During the work week, you probably spend between one half and two thirds of your waking hours at your job. Regardless of how well you take care of yourself away from your desk, you’re headed for trouble if all those at-work hours are unhealthy ones.

Unfortunately, most office spaces are designed to maximize efficiency and productivity, not your well-being. From posture-killing desk configurations to gut-swelling snack triggers, your workspace is probably doing a number on you.

Here are seven simple ways to fight back.

Just seeing food makes you crave it, says Aner Tal, PhD, a researcher with Cornell University’s Food and Brand Lab. If you keep snacks or treats on your desk or in a drawer where you’ll notice them, you’re guaranteed to eat even when you’re not hungry, he says. Get that shit out of there. Ditto any food-related photos or knickknacks you have on your desk or in your office. “Out of sight, out of mind” couldn’t be truer when it comes to food.

Along with cleaning your air of pollutants like formaldehyde, a potted plant can lower your stress and improve your blood pressure, research shows. Boston ferns, chrysanthemums, and English ivy are among the best at scrubbing your air of unhealthy particles, per a study from NASA scientists.

Spend all day hunching forward to look at a computer monitor that’s well below your natural line of sight, and you’ll gradually weaken all the neck and shoulder muscles that help you hold your head up straight, says Mary Ann Wilmarth, CEO of Back2Back Physical Therapy and former chief of physical therapy at Harvard University.

You want your monitor positioned so that its center is roughly in-line with your eyes when you’re sitting up straight, she says. Whether you use books or a fancy monitor stand, elevate that sucker. If you’re stuck working on a laptop, consider buying a separate keyboard and mouse so you can raise up your computer while you’re at your desk.

Sitting all day is a killer. Long bouts of chair-time are linked with heart disease, cancer, type-2 diabetes and an early death, research shows. No big deal. At the same time, extended periods of “stationary standing”—or standing still in one place—may also be crappy for you.

Your antidote: Go for short (3-minute) power walks every 30 minutes.
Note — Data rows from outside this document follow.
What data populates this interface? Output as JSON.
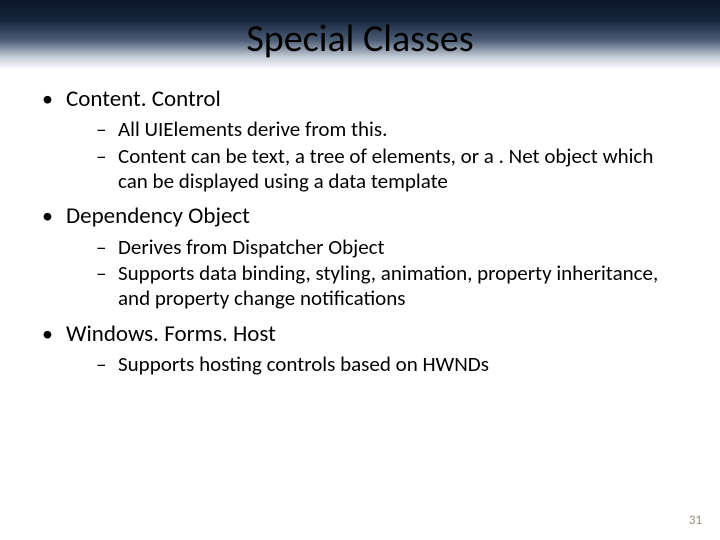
{
  "title": "Special Classes",
  "bullets": [
    {
      "label": "Content. Control",
      "sub": [
        "All UIElements derive from this.",
        "Content can be text, a tree of elements, or a . Net object which can be displayed using a data template"
      ]
    },
    {
      "label": "Dependency Object",
      "sub": [
        "Derives from Dispatcher Object",
        "Supports data binding, styling, animation, property inheritance, and property change notifications"
      ]
    },
    {
      "label": "Windows. Forms. Host",
      "sub": [
        "Supports hosting controls based on HWNDs"
      ]
    }
  ],
  "page_number": "31"
}
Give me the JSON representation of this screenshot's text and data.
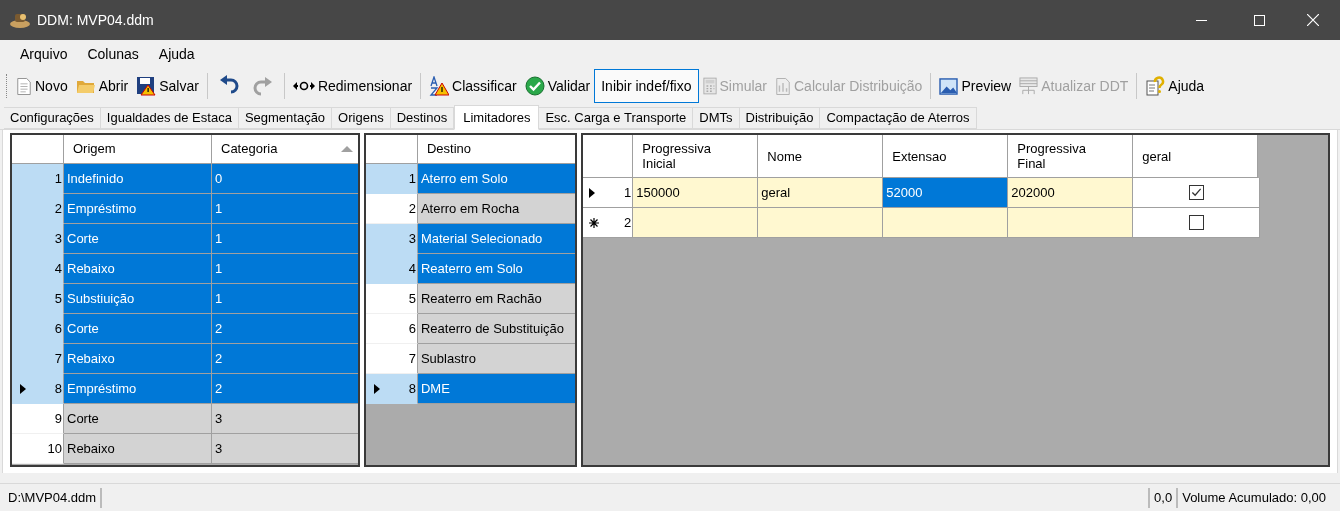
{
  "window": {
    "title": "DDM: MVP04.ddm"
  },
  "menu": [
    "Arquivo",
    "Colunas",
    "Ajuda"
  ],
  "toolbar": [
    {
      "kind": "button",
      "label": "Novo",
      "disabled": false
    },
    {
      "kind": "button",
      "label": "Abrir",
      "disabled": false
    },
    {
      "kind": "button",
      "label": "Salvar",
      "disabled": false
    },
    {
      "kind": "separator"
    },
    {
      "kind": "icon",
      "disabled": false
    },
    {
      "kind": "icon",
      "disabled": true
    },
    {
      "kind": "separator"
    },
    {
      "kind": "button",
      "label": "Redimensionar",
      "disabled": false
    },
    {
      "kind": "separator"
    },
    {
      "kind": "button",
      "label": "Classificar",
      "disabled": false
    },
    {
      "kind": "button",
      "label": "Validar",
      "disabled": false
    },
    {
      "kind": "toggle",
      "label": "Inibir indef/fixo",
      "disabled": false,
      "focused": true
    },
    {
      "kind": "button",
      "label": "Simular",
      "disabled": true
    },
    {
      "kind": "button",
      "label": "Calcular Distribuição",
      "disabled": true
    },
    {
      "kind": "separator"
    },
    {
      "kind": "button",
      "label": "Preview",
      "disabled": false
    },
    {
      "kind": "button",
      "label": "Atualizar DDT",
      "disabled": true
    },
    {
      "kind": "separator"
    },
    {
      "kind": "button",
      "label": "Ajuda",
      "disabled": false
    }
  ],
  "tabs": [
    {
      "label": "Configurações",
      "selected": false
    },
    {
      "label": "Igualdades de Estaca",
      "selected": false
    },
    {
      "label": "Segmentação",
      "selected": false
    },
    {
      "label": "Origens",
      "selected": false
    },
    {
      "label": "Destinos",
      "selected": false
    },
    {
      "label": "Limitadores",
      "selected": true
    },
    {
      "label": "Esc. Carga e Transporte",
      "selected": false
    },
    {
      "label": "DMTs",
      "selected": false
    },
    {
      "label": "Distribuição",
      "selected": false
    },
    {
      "label": "Compactação de Aterros",
      "selected": false
    }
  ],
  "origens_grid": {
    "columns": [
      {
        "label": "Origem",
        "sorted": false
      },
      {
        "label": "Categoria",
        "sorted": true
      }
    ],
    "rows": [
      {
        "number": "1",
        "cells": [
          "Indefinido",
          "0"
        ],
        "selected": true,
        "current": false
      },
      {
        "number": "2",
        "cells": [
          "Empréstimo",
          "1"
        ],
        "selected": true,
        "current": false
      },
      {
        "number": "3",
        "cells": [
          "Corte",
          "1"
        ],
        "selected": true,
        "current": false
      },
      {
        "number": "4",
        "cells": [
          "Rebaixo",
          "1"
        ],
        "selected": true,
        "current": false
      },
      {
        "number": "5",
        "cells": [
          "Substiuição",
          "1"
        ],
        "selected": true,
        "current": false
      },
      {
        "number": "6",
        "cells": [
          "Corte",
          "2"
        ],
        "selected": true,
        "current": false
      },
      {
        "number": "7",
        "cells": [
          "Rebaixo",
          "2"
        ],
        "selected": true,
        "current": false
      },
      {
        "number": "8",
        "cells": [
          "Empréstimo",
          "2"
        ],
        "selected": true,
        "current": true
      },
      {
        "number": "9",
        "cells": [
          "Corte",
          "3"
        ],
        "selected": false,
        "current": false
      },
      {
        "number": "10",
        "cells": [
          "Rebaixo",
          "3"
        ],
        "selected": false,
        "current": false
      }
    ]
  },
  "destinos_grid": {
    "columns": [
      {
        "label": "Destino",
        "sorted": false
      }
    ],
    "rows": [
      {
        "number": "1",
        "cells": [
          "Aterro em Solo"
        ],
        "selected": true,
        "current": false
      },
      {
        "number": "2",
        "cells": [
          "Aterro em Rocha"
        ],
        "selected": false,
        "current": false
      },
      {
        "number": "3",
        "cells": [
          "Material Selecionado"
        ],
        "selected": true,
        "current": false
      },
      {
        "number": "4",
        "cells": [
          "Reaterro em Solo"
        ],
        "selected": true,
        "current": false
      },
      {
        "number": "5",
        "cells": [
          "Reaterro em Rachão"
        ],
        "selected": false,
        "current": false
      },
      {
        "number": "6",
        "cells": [
          "Reaterro de Substituição"
        ],
        "selected": false,
        "current": false
      },
      {
        "number": "7",
        "cells": [
          "Sublastro"
        ],
        "selected": false,
        "current": false
      },
      {
        "number": "8",
        "cells": [
          "DME"
        ],
        "selected": true,
        "current": true
      }
    ]
  },
  "limitadores_grid": {
    "columns": [
      "Progressiva\nInicial",
      "Nome",
      "Extensao",
      "Progressiva\nFinal",
      "geral"
    ],
    "rows": [
      {
        "number": "1",
        "current": true,
        "new_row": false,
        "cells": [
          {
            "text": "150000",
            "selected": false
          },
          {
            "text": "geral",
            "selected": false
          },
          {
            "text": "52000",
            "selected": true
          },
          {
            "text": "202000",
            "selected": false
          }
        ],
        "checked": true
      },
      {
        "number": "2",
        "current": false,
        "new_row": true,
        "cells": [
          {
            "selected": false
          },
          {
            "selected": false
          },
          {
            "selected": false
          },
          {
            "selected": false
          }
        ],
        "checked": false
      }
    ]
  },
  "status_bar": {
    "file": "D:\\MVP04.ddm",
    "value": "0,0",
    "volume": "Volume Acumulado: 0,00"
  }
}
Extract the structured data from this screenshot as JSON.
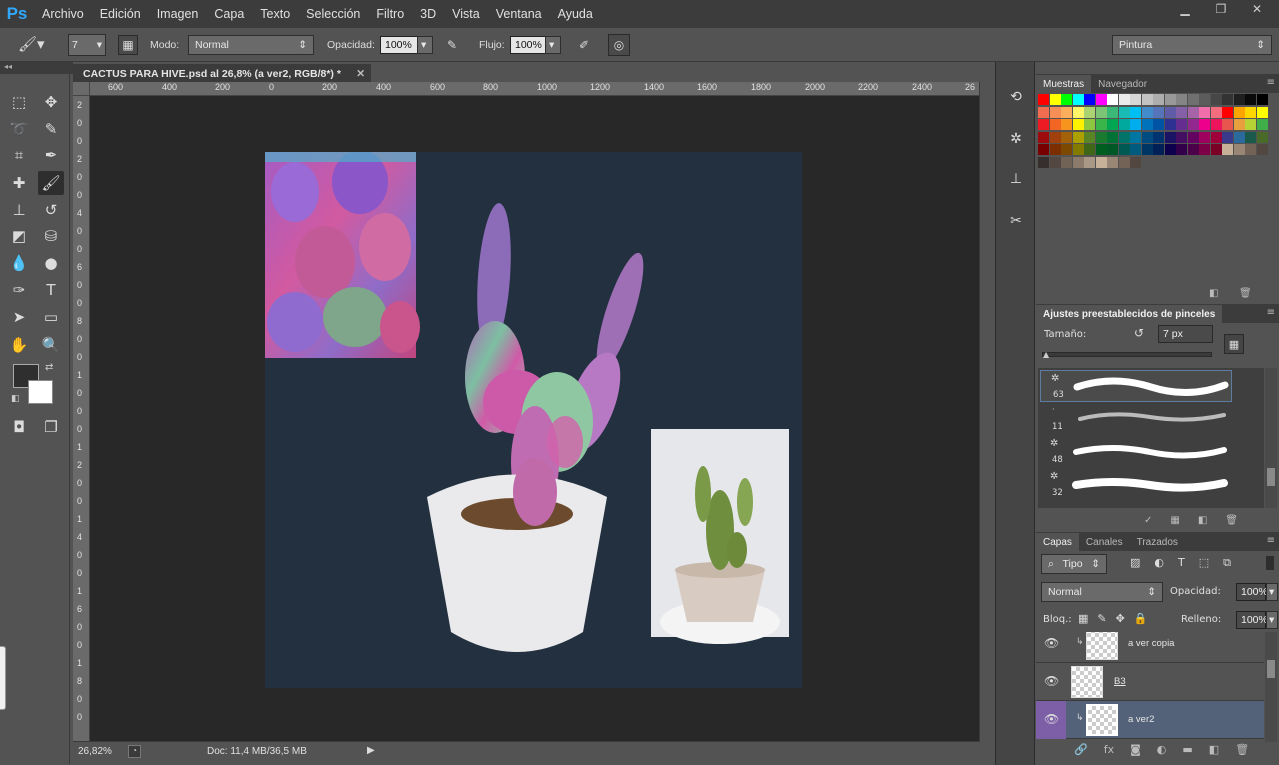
{
  "app": {
    "logo": "Ps"
  },
  "menu": [
    "Archivo",
    "Edición",
    "Imagen",
    "Capa",
    "Texto",
    "Selección",
    "Filtro",
    "3D",
    "Vista",
    "Ventana",
    "Ayuda"
  ],
  "options_bar": {
    "brush_size": "7",
    "mode_label": "Modo:",
    "mode_value": "Normal",
    "opacity_label": "Opacidad:",
    "opacity_value": "100%",
    "flow_label": "Flujo:",
    "flow_value": "100%",
    "workspace": "Pintura"
  },
  "document": {
    "tab_title": "CACTUS PARA HIVE.psd al 26,8% (a ver2, RGB/8*) *",
    "ruler_top": [
      "600",
      "400",
      "200",
      "0",
      "200",
      "400",
      "600",
      "800",
      "1000",
      "1200",
      "1400",
      "1600",
      "1800",
      "2000",
      "2200",
      "2400",
      "26"
    ],
    "ruler_left": [
      "2",
      "0",
      "0",
      "2",
      "0",
      "0",
      "4",
      "0",
      "0",
      "6",
      "0",
      "0",
      "8",
      "0",
      "0",
      "1",
      "0",
      "0",
      "0",
      "1",
      "2",
      "0",
      "0",
      "1",
      "4",
      "0",
      "0",
      "1",
      "6",
      "0",
      "0",
      "1",
      "8",
      "0",
      "0"
    ],
    "canvas_bg": "#22303f"
  },
  "status": {
    "zoom": "26,82%",
    "doc_info": "Doc: 11,4 MB/36,5 MB"
  },
  "panels": {
    "swatches_tabs": [
      "Muestras",
      "Navegador"
    ],
    "brush_presets": {
      "title": "Ajustes preestablecidos de pinceles",
      "size_label": "Tamaño:",
      "size_value": "7 px",
      "brushes": [
        "63",
        "11",
        "48",
        "32"
      ]
    },
    "layers": {
      "tabs": [
        "Capas",
        "Canales",
        "Trazados"
      ],
      "filter_kind": "Tipo",
      "blend_mode": "Normal",
      "opacity_label": "Opacidad:",
      "opacity_value": "100%",
      "lock_label": "Bloq.:",
      "fill_label": "Relleno:",
      "fill_value": "100%",
      "items": [
        {
          "name": "a ver copia",
          "selected": false
        },
        {
          "name": "B3",
          "selected": false
        },
        {
          "name": "a ver2",
          "selected": true
        }
      ]
    }
  },
  "colors": {
    "accent": "#31a8ff",
    "selected_layer": "#536279",
    "eye_selected": "#7d5fa8"
  }
}
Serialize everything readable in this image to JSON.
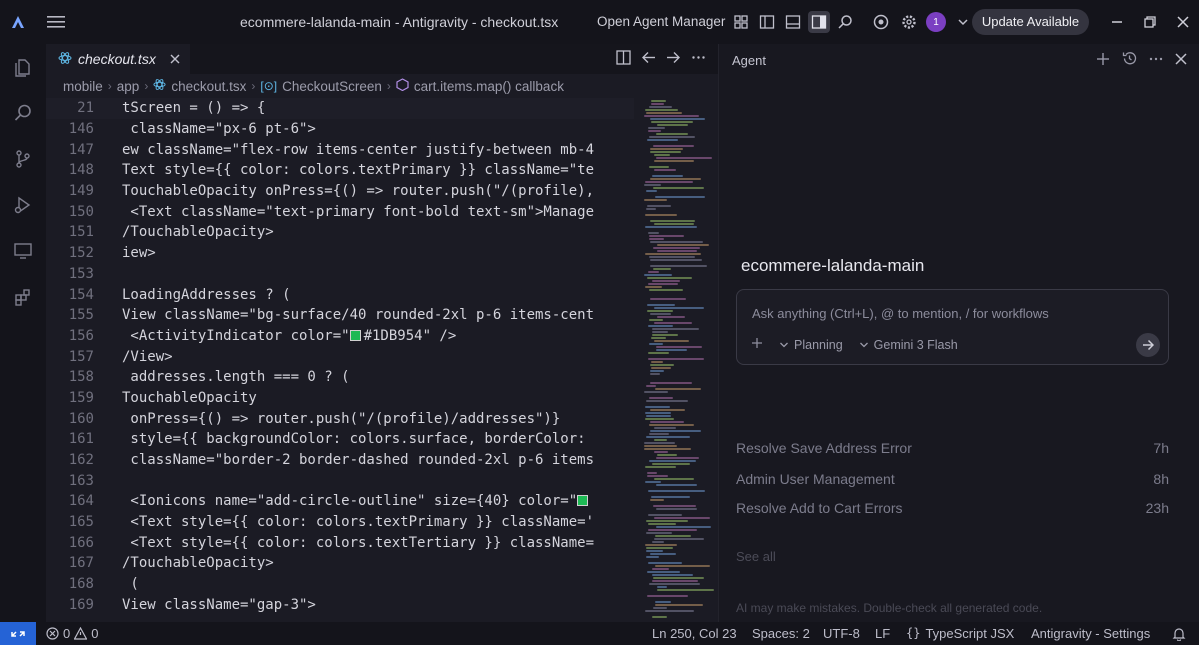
{
  "titlebar": {
    "window_title": "ecommere-lalanda-main - Antigravity - checkout.tsx",
    "agent_manager": "Open Agent Manager",
    "avatar_count": "1",
    "update_label": "Update Available"
  },
  "editor": {
    "tab_label": "checkout.tsx",
    "breadcrumb": [
      "mobile",
      "app",
      "checkout.tsx",
      "CheckoutScreen",
      "cart.items.map() callback"
    ],
    "lines": [
      {
        "n": "21",
        "code": "tScreen = () => {",
        "sticky": true
      },
      {
        "n": "146",
        "code": " className=\"px-6 pt-6\">"
      },
      {
        "n": "147",
        "code": "ew className=\"flex-row items-center justify-between mb-4"
      },
      {
        "n": "148",
        "code": "Text style={{ color: colors.textPrimary }} className=\"te"
      },
      {
        "n": "149",
        "code": "TouchableOpacity onPress={() => router.push(\"/(profile),"
      },
      {
        "n": "150",
        "code": " <Text className=\"text-primary font-bold text-sm\">Manage"
      },
      {
        "n": "151",
        "code": "/TouchableOpacity>"
      },
      {
        "n": "152",
        "code": "iew>"
      },
      {
        "n": "153",
        "code": ""
      },
      {
        "n": "154",
        "code": "LoadingAddresses ? ("
      },
      {
        "n": "155",
        "code": "View className=\"bg-surface/40 rounded-2xl p-6 items-cent"
      },
      {
        "n": "156",
        "code_pre": " <ActivityIndicator color=\"",
        "code_post": "#1DB954\" />",
        "swatch": true
      },
      {
        "n": "157",
        "code": "/View>"
      },
      {
        "n": "158",
        "code": " addresses.length === 0 ? ("
      },
      {
        "n": "159",
        "code": "TouchableOpacity"
      },
      {
        "n": "160",
        "code": " onPress={() => router.push(\"/(profile)/addresses\")}"
      },
      {
        "n": "161",
        "code": " style={{ backgroundColor: colors.surface, borderColor:"
      },
      {
        "n": "162",
        "code": " className=\"border-2 border-dashed rounded-2xl p-6 items"
      },
      {
        "n": "163",
        "code": ""
      },
      {
        "n": "164",
        "code_pre": " <Ionicons name=\"add-circle-outline\" size={40} color=\"",
        "code_post": "",
        "swatch": true
      },
      {
        "n": "165",
        "code": " <Text style={{ color: colors.textPrimary }} className='"
      },
      {
        "n": "166",
        "code": " <Text style={{ color: colors.textTertiary }} className="
      },
      {
        "n": "167",
        "code": "/TouchableOpacity>"
      },
      {
        "n": "168",
        "code": " ("
      },
      {
        "n": "169",
        "code": "View className=\"gap-3\">"
      }
    ]
  },
  "agent": {
    "header": "Agent",
    "project_title": "ecommere-lalanda-main",
    "placeholder": "Ask anything (Ctrl+L), @ to mention, / for workflows",
    "mode": "Planning",
    "model": "Gemini 3 Flash",
    "recent": [
      {
        "title": "Resolve Save Address Error",
        "time": "7h"
      },
      {
        "title": "Admin User Management",
        "time": "8h"
      },
      {
        "title": "Resolve Add to Cart Errors",
        "time": "23h"
      }
    ],
    "see_all": "See all",
    "disclaimer": "AI may make mistakes. Double-check all generated code."
  },
  "statusbar": {
    "errors": "0",
    "warnings": "0",
    "position": "Ln 250, Col 23",
    "spaces": "Spaces: 2",
    "encoding": "UTF-8",
    "eol": "LF",
    "language": "TypeScript JSX",
    "settings": "Antigravity - Settings"
  },
  "colors": {
    "swatch": "#1DB954",
    "remote": "#2563d6",
    "avatar": "#7b3fc2"
  }
}
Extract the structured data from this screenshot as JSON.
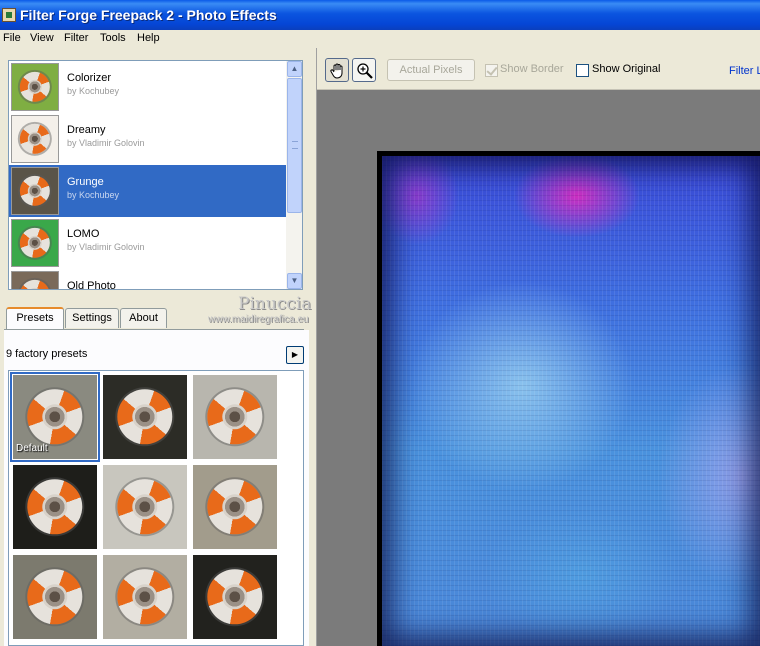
{
  "window": {
    "title": "Filter Forge Freepack 2 - Photo Effects"
  },
  "menu": [
    "File",
    "View",
    "Filter",
    "Tools",
    "Help"
  ],
  "filters": [
    {
      "name": "Colorizer",
      "author": "by Kochubey",
      "selected": false
    },
    {
      "name": "Dreamy",
      "author": "by Vladimir Golovin",
      "selected": false
    },
    {
      "name": "Grunge",
      "author": "by Kochubey",
      "selected": true
    },
    {
      "name": "LOMO",
      "author": "by Vladimir Golovin",
      "selected": false
    },
    {
      "name": "Old Photo",
      "author": "",
      "selected": false
    }
  ],
  "watermark": {
    "name": "Pinuccia",
    "url": "www.maidiregrafica.eu"
  },
  "tabs": [
    "Presets",
    "Settings",
    "About"
  ],
  "active_tab": "Presets",
  "presets": {
    "count_label": "9 factory presets",
    "items": [
      {
        "label": "Default",
        "selected": true
      },
      {
        "label": "",
        "selected": false
      },
      {
        "label": "",
        "selected": false
      },
      {
        "label": "",
        "selected": false
      },
      {
        "label": "",
        "selected": false
      },
      {
        "label": "",
        "selected": false
      },
      {
        "label": "",
        "selected": false
      },
      {
        "label": "",
        "selected": false
      },
      {
        "label": "",
        "selected": false
      }
    ]
  },
  "toolbar": {
    "actual_pixels": "Actual Pixels",
    "show_border": "Show Border",
    "show_border_checked": true,
    "show_border_enabled": false,
    "show_original": "Show Original",
    "show_original_checked": false,
    "filter_link": "Filter L"
  },
  "icons": {
    "hand_tool": "hand-icon",
    "zoom_tool": "zoom-in-icon",
    "scroll_up": "chevron-up-icon",
    "scroll_down": "chevron-down-icon",
    "presets_menu": "chevron-right-icon"
  },
  "colors": {
    "selection": "#316ac5",
    "titlebar": "#0a5ae8",
    "tab_accent": "#e68b2c",
    "link": "#0033cc"
  }
}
You’ve got a timer on your phone; use it. Experts say frequent movement—even low-intensity movement like walking—can wipe out the health harms associated with sedentary time.

Your eyes were made to scan natural environments for food, predators, and potential mates. They weren’t designed to stare at a computer screen two feet from your nose for hours on end. All that screen-time can lead to eye strain, dryness and even headaches, research shows.

To avoid all those strain-related symptoms, take a break from your screen every 20 minutes to look at something 20 feet away for 20 seconds. Experts call this the “20-20-20” rule, and say it will save your peepers.

One of the greatest sources of work stress and distraction may be your email inbox. The more you check it, the more anxious and unhappy you tend to feel. But most of us have some kind of new-email notification or inbox counter running at all times, which basically forces us to check our email non-stop.

Get rid of those reminders. Check your email at most every 30 minutes (maybe after you take your 3-minute walk). Putting an hour or two between inbox check-ins is even better. You’ll lower your stress levels and spend less time reading frivolous junk.

Your body’s natural circadian rhythms help regulate your sleep, appetite, mood, and energy levels. One of the best ways to “set” or calibrate those rhythms is to expose your eyes to sun-strength light during the morning hours. That’s no problem if you have a window office that gets plenty of AM sun. (You don’t have to stare at the sun or anything. Your eyes just need to be around bright light.)

If you’re trapped in a windowless office or cubicle, you can mimic the effect with a “bright light” indoor lamp. (Just Google “light therapy lamp.”) Turn it on in the morning when you’re at your desk, and you’ll help set all your body’s clocks to the proper time. Just be sure to turn it off in the afternoon, otherwise you may have trouble sleeping at night.